Oddly enough, Huxley has one of his characters, a writer, criticize his own method: "Novel of ideas. The character of each personage must be implied, as far as possible, in the ideas of which he is the mouthpiece. In so far as theories are rationalizations of sentiments, instincts, dispositions of soul, this is feasible.Read more ›
Most Recent Customer Reviews
We love all of Aldous Huxley's books, how can they miss the target? Like Robin Hood, they split the first arrow dead center!Published 1 month ago by Herbert Booker
If the measure of a novel is how often it gets you to say to yourself "My heavens, I have thought exactly the same thing! Read morePublished 2 months ago by bearieq
Very nteresting novel by a highly knowledgeable intelectual. "Modern readers" will find it outdated and probably will drop it, but still it's achallengePublished 11 months ago by Gaston Chamorro
First-rate satire with expansive intellectual horizons--beautifully written, a delight to read.Published 11 months ago by Daniel White
The novel takes it title and structure from music, particularly the music of Bach, as it weaves themes and moods in and out, contrasting one instrument with another. Read morePublished on February 1, 2013 by gammyraye
I had no problems with this order. The package shipped quickly and was received on time. The book was labed new and seemed very new to me. It looked like its never been used. Read morePublished on January 14, 2013 by Tiffani
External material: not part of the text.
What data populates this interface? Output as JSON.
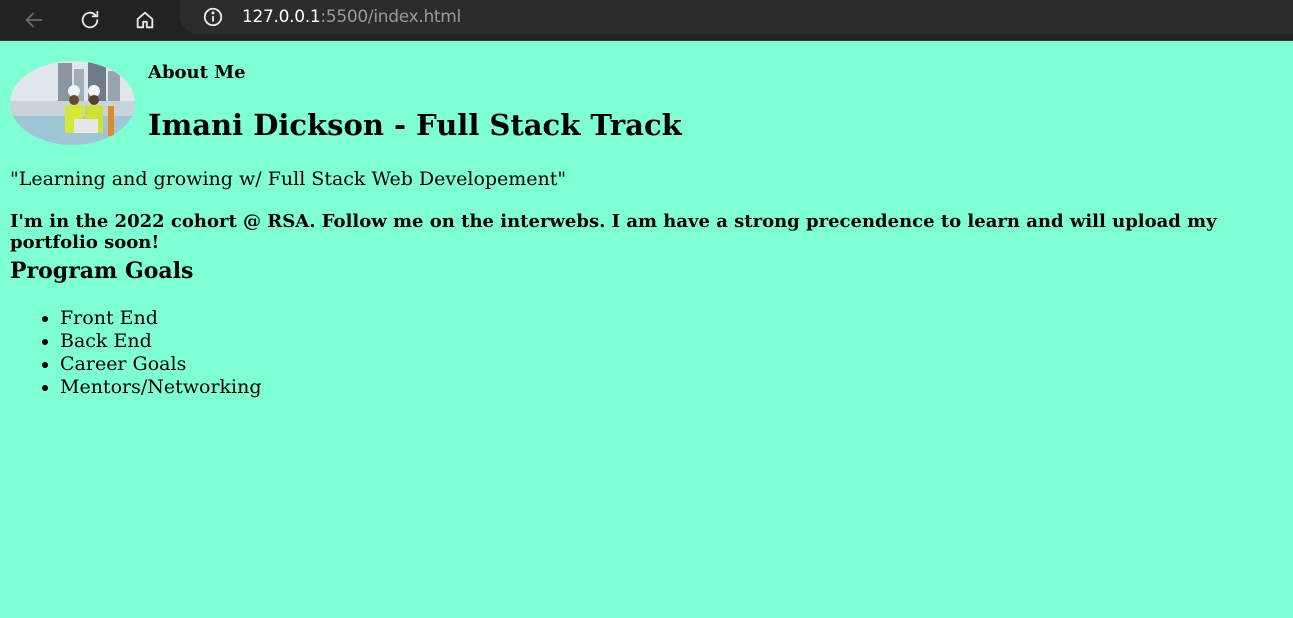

It's the second time that I am reading this book. I bought it after reading Ken Follet 2 books from his trilogy. They made me remember of this book. Read morePublished on January 2, 2013 by Horse lover